Source records
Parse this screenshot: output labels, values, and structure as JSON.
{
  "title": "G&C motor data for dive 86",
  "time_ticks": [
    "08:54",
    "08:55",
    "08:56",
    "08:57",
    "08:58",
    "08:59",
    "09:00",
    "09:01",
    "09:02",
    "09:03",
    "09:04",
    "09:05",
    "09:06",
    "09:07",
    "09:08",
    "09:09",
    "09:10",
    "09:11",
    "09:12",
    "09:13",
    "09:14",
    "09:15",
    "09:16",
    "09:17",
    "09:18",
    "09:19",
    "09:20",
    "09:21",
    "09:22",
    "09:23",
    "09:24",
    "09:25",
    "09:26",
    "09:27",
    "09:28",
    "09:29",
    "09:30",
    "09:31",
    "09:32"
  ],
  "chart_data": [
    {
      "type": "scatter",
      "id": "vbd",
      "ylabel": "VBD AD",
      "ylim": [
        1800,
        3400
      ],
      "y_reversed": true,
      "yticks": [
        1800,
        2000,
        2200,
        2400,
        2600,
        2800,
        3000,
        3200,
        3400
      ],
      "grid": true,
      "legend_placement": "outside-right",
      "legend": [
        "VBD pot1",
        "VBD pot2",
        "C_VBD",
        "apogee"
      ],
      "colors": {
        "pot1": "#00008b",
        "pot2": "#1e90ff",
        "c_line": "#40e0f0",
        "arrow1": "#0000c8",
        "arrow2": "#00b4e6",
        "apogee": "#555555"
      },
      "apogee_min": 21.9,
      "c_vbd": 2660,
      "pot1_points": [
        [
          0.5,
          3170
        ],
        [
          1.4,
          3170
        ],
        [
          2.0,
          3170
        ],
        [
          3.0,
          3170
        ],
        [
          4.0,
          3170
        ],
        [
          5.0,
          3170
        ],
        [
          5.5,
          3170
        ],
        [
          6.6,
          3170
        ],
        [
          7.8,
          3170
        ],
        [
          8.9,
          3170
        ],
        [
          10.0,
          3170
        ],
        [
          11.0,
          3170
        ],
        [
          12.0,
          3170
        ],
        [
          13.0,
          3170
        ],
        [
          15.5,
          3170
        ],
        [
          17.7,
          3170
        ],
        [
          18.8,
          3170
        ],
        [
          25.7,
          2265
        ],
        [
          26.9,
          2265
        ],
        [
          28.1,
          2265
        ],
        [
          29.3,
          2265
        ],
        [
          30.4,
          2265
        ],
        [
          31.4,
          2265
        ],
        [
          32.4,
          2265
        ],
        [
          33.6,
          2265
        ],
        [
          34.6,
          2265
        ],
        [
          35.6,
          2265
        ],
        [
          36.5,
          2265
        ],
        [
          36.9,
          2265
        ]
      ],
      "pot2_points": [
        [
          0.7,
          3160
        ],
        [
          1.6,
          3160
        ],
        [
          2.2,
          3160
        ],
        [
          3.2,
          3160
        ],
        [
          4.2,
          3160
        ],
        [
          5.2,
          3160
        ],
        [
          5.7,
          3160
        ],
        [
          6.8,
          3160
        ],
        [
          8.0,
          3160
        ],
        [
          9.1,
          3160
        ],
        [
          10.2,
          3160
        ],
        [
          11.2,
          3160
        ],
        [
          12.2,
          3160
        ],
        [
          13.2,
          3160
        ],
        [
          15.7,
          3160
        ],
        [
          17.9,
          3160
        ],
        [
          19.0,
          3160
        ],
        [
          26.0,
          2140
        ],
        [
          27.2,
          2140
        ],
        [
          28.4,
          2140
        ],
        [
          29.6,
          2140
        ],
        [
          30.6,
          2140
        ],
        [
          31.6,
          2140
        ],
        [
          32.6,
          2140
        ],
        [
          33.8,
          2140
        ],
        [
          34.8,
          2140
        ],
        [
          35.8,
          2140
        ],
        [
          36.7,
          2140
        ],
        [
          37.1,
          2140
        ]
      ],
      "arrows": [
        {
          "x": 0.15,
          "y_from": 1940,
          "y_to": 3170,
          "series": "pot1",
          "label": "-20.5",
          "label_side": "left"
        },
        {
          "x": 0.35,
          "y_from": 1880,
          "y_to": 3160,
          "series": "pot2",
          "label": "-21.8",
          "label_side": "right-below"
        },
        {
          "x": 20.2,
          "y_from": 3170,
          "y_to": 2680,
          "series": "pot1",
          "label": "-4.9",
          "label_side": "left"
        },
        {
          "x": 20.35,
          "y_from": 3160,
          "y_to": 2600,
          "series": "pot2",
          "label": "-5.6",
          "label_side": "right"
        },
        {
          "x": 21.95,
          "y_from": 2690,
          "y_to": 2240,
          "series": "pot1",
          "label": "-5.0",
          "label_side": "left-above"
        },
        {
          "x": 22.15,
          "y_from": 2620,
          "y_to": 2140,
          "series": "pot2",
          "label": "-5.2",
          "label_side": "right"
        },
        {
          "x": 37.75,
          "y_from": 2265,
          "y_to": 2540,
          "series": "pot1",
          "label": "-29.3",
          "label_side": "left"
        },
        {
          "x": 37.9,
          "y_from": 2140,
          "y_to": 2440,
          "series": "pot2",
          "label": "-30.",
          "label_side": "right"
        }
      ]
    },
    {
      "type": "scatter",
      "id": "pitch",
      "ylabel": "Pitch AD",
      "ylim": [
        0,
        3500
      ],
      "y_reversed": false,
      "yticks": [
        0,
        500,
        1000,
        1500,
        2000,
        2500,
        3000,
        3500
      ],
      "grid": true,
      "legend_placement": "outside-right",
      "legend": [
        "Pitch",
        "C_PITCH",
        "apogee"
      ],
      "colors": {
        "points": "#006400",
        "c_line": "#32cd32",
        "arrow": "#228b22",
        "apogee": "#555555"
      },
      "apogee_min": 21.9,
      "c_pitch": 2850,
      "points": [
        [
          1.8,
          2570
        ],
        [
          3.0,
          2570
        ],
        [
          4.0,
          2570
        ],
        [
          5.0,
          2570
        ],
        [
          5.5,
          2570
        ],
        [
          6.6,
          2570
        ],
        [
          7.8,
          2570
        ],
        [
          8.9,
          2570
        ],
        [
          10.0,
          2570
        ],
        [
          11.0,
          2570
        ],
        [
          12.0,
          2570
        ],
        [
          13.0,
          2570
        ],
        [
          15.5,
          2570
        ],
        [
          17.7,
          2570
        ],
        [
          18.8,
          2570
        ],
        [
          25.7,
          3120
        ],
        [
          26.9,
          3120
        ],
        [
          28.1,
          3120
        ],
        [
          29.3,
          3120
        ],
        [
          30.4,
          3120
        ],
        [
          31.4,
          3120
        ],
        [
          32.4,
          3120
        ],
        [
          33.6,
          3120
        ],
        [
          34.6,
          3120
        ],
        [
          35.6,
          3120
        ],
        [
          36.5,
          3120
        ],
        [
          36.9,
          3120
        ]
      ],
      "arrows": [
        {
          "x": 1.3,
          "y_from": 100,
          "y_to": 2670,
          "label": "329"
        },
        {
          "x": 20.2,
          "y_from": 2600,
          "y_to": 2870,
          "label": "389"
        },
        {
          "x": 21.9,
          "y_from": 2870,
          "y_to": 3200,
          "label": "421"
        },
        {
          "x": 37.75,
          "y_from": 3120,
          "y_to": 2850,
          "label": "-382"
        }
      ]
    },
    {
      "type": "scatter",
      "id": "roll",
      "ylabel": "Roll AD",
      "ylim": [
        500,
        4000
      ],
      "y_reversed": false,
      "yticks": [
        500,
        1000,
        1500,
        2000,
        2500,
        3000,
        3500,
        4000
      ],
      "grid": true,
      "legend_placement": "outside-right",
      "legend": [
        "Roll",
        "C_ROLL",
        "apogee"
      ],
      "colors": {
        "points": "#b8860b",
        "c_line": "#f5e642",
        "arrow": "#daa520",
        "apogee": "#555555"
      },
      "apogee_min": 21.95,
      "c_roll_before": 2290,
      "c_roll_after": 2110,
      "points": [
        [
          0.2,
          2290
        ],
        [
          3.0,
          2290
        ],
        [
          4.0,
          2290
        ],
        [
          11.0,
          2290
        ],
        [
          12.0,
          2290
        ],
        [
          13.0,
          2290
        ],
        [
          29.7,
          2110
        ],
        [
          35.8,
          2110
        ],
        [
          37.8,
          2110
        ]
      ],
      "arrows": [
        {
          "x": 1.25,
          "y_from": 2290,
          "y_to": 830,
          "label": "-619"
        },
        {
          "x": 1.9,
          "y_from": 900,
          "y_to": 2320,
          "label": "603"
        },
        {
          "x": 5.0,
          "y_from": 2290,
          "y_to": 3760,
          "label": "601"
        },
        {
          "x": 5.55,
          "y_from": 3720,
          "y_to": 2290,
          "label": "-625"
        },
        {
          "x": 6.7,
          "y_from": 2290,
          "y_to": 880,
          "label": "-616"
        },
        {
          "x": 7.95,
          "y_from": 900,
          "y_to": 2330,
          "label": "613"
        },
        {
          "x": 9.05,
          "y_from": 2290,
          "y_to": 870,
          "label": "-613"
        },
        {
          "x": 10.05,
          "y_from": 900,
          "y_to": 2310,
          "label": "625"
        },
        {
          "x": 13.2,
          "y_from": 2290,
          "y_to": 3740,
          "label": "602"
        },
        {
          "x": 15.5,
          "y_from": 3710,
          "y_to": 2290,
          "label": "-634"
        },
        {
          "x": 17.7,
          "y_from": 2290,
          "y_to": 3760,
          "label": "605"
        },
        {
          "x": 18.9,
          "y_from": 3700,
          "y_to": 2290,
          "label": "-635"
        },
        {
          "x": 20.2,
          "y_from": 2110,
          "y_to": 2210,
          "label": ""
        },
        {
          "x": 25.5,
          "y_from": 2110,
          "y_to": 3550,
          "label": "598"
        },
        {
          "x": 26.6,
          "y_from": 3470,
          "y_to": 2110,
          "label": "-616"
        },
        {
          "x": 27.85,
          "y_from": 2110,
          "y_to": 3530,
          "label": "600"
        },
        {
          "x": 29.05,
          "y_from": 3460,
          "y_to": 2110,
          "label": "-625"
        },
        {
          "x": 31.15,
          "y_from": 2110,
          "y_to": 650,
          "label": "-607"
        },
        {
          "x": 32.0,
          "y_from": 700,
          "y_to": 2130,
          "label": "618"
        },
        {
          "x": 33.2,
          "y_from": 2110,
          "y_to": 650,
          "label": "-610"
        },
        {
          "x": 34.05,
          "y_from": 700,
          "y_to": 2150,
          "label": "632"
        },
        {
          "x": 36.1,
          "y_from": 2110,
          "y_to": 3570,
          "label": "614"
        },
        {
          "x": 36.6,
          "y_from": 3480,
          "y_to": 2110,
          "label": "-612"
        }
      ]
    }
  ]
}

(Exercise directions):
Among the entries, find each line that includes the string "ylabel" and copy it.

(Task output):
      "ylabel": "VBD AD",
      "ylabel": "Pitch AD",
      "ylabel": "Roll AD",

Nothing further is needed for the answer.